A review of research suggests exercising in a park or other natural setting is more beneficial than exercising indoors. Credit: Michael Miller/Texas A&M AgriLife Marketing and Communications.

Health experts have long known that regular exercise helps prevent chronic diseases like heart disease, diabetes, cancer, and osteoporosis.

It also boosts the immune system, reduces the risk of falls, and can extend life expectancy.

Exercise is also great for mental health, improving mood, reducing anxiety, and lowering the risk of dementia and depression.

Despite these benefits, most adults in the United States do not get the recommended 150 to 300 minutes of moderate exercise or 75 to 150 minutes of vigorous exercise each week. Studies show that exercising outdoors in places like parks and trails can be especially effective.

The COVID-19 pandemic highlighted how beneficial being in nature can be for physical and mental health.

However, until recently, little was known about whether exercising in natural settings provides more benefits than indoor exercise.

To explore this, Jay Maddock from Texas A&M University and Howard Frumkin from the Land and People Lab reviewed current scientific evidence.

Their study, published in the American Journal of Lifestyle Medicine, looked at how often people visit parks, how much they exercise there, and what benefits they get.

Their findings suggest that exercising in natural settings may indeed offer more benefits than indoor exercise.

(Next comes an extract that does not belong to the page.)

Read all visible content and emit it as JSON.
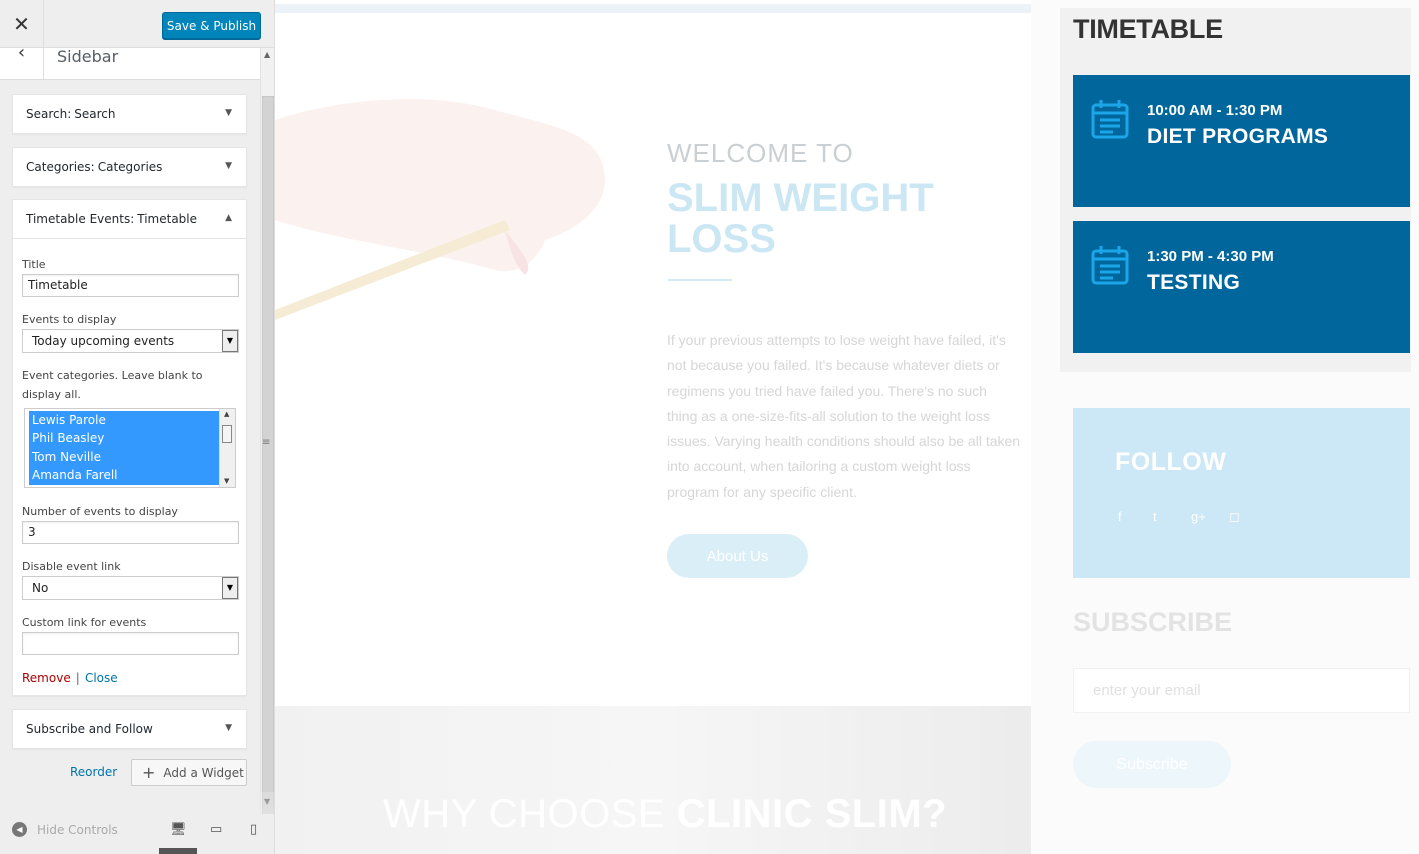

Although most studies focused on short-term outcomes, the research indicates that natural settings are effective for promoting physical activity. People generally enjoy being outdoors, especially in parks, trails, and community gardens.

Factors that make these outdoor spaces attractive include community centers, playgrounds, good lighting, and clear signage. Natural features like tree canopies and water bodies also play a role, along with activities like classes and festivals. A welcoming environment, a sense of safety, and a strong connection to nature are important too.

However, access to these spaces varies. For example, 98% of Illinois residents live within half a mile of a park, but only 29% in Mississippi have the same access. Use of parks also differs among demographic groups.

Men are more likely than women to use parks for exercise. In Los Angeles, Black adults are less likely than white adults to engage in physical activity in parks, while Asian/Pacific Islanders are more likely.

To encourage the use of parks for exercise, Maddock and Frumkin suggest four strategies for health professionals:

  1. Prescribe Nature Contact: Recommend spending time in nature to patients, a practice known as “ParkRx.”
  2. Model the Behavior: Health professionals should engage in outdoor activities themselves, promoting healthy behaviors by example.
  3. Community Efforts: Support community initiatives that promote the use of outdoor spaces, like Houston’s Be Well Communities.
  4. Create and Maintain Parks: Help fund parks and greenspaces through Community Health Needs Assessments, Medicaid, and health care foundations.

Using parks and natural settings for exercise can be a powerful tool to improve both physical and mental health, especially since many Americans do not get enough exercise or spend enough time outdoors.

If you care about health, please read studies about how Mediterranean diet could protect your brain health, and the best time to take vitamins to prevent heart disease.

For more health information, please see recent studies that olive oil may help you live longer, and vitamin D could help lower the risk of autoimmune diseases.